The Fundamentals of Freezing, Plus Freezer-Friendly Recipes
You heard it straight from the co-hosts on this morning's all-new episode of The Kitchen: Frozen foods can make mealtimes simpler, quicker and heartier. With the help of some ready-to-go ingredients in the freezer, Jeff prepared his Freezer Fry-Up with Sunny-Side-Up Eggs, a family-friendly meal made with frozen pork, sweet potatoes and corn. But being able to rely on a stocked freezer full of your family's ready-to-go staples requires a bit of planning, and it's important to know which foods freeze best and how to properly freeze them in order to ensure the best results. After all, no one wants to open the door to find freezer-burned ingredients. Check out a few of Food Network's top tips for preparing meat, vegetables and fruits for freezing, then get freezer-friendly recipes for any meal of the day.
Storage Solutions: Picking the correct bag or bin for what it is you're freezing will help protect the food inside. It's important to try to limit the air around the food, so opt for re-sealable plastic bags, especially when freezing fruits and vegetables, or small containers if freezing liquids.

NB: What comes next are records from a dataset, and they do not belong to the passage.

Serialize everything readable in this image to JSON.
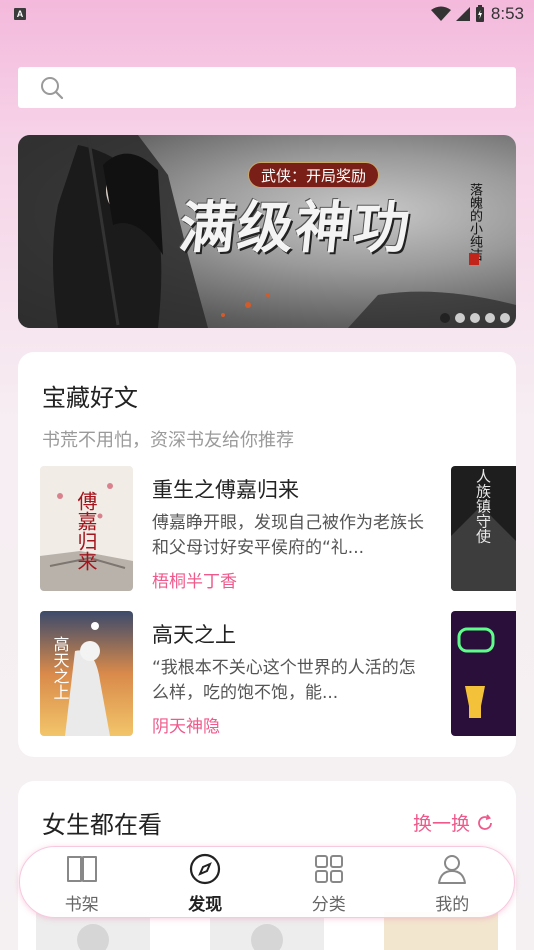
{
  "status_bar": {
    "left_icon": "A",
    "time": "8:53",
    "icons": [
      "wifi-icon",
      "signal-icon",
      "battery-icon"
    ]
  },
  "search": {
    "placeholder": ""
  },
  "banner": {
    "tag": "武侠：开局奖励",
    "title": "满级神功",
    "author": "落魄的小纯洁",
    "dots_count": 5,
    "active_dot": 0
  },
  "treasure": {
    "title": "宝藏好文",
    "subtitle": "书荒不用怕，资深书友给你推荐",
    "books": [
      {
        "title": "重生之傅嘉归来",
        "desc": "傅嘉睁开眼，发现自己被作为老族长和父母讨好安平侯府的“礼...",
        "author": "梧桐半丁香",
        "cover_text": "傅嘉归来"
      },
      {
        "title": "高天之上",
        "desc": "“我根本不关心这个世界的人活的怎么样，吃的饱不饱，能...",
        "author": "阴天神隐",
        "cover_text": "高天之上"
      }
    ],
    "side_covers": [
      {
        "cover_text": "人族镇守使"
      },
      {
        "cover_text": ""
      }
    ]
  },
  "girls": {
    "title": "女生都在看",
    "swap_label": "换一换"
  },
  "nav": {
    "items": [
      {
        "label": "书架",
        "icon": "book-icon"
      },
      {
        "label": "发现",
        "icon": "compass-icon",
        "active": true
      },
      {
        "label": "分类",
        "icon": "grid-icon"
      },
      {
        "label": "我的",
        "icon": "user-icon"
      }
    ]
  },
  "colors": {
    "accent": "#ef5a8c",
    "background_top": "#f4b9dc"
  }
}
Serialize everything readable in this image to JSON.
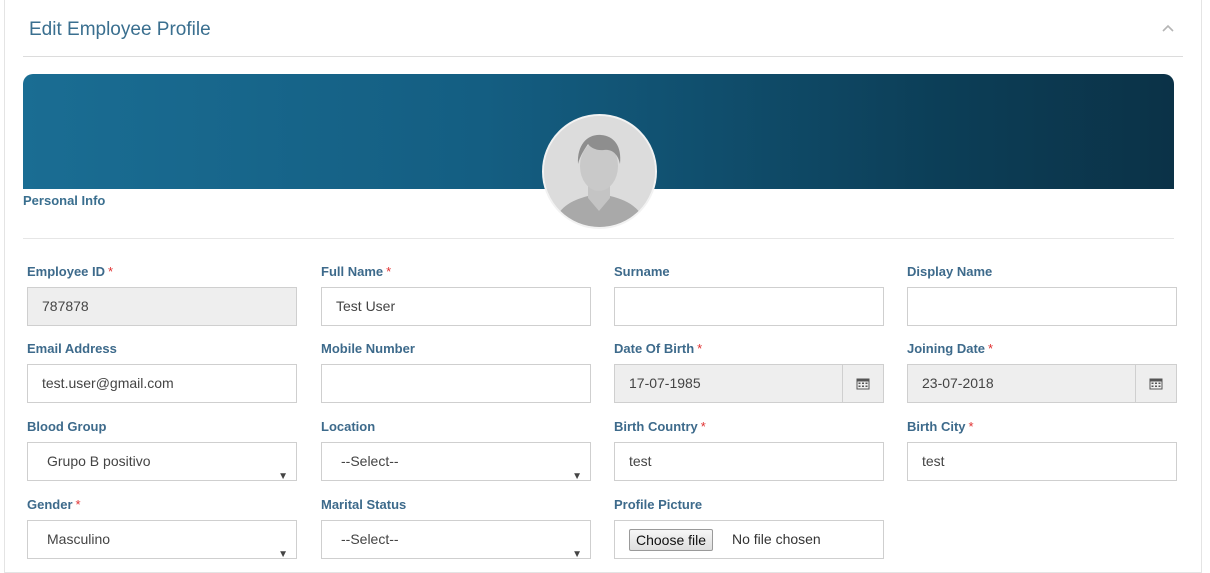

Portion Control: If you stock up on meat when it's on sale at the grocery store, try freezing it in individual servings. This way you can thaw only as much as you need; once meat has been thawed, it's best not to refreeze it — unless you'll break it down later for a stew.
Prep Work: Precooking some produce, like vegetables and apples, may help maintain the taste and prevent the development of freezer burn, so it's a good idea to quickly blanch them before freezing. Berries are best left uncooked, but they should be carefully packaged; first freeze them on a flat surface, then transfer them to a plastic bag for long-term storage.
Save the Date: Just because food is stashed away in the freezer doesn't mean it will last forever. In general, meats will be good for between 3 and 5 months, vegetables for 2 to 3 months and fruits for up to 3 months. You can avoid throwing away potentially still-safe food if it's labeled; just write the packaging date on the plastic bag as a reminder.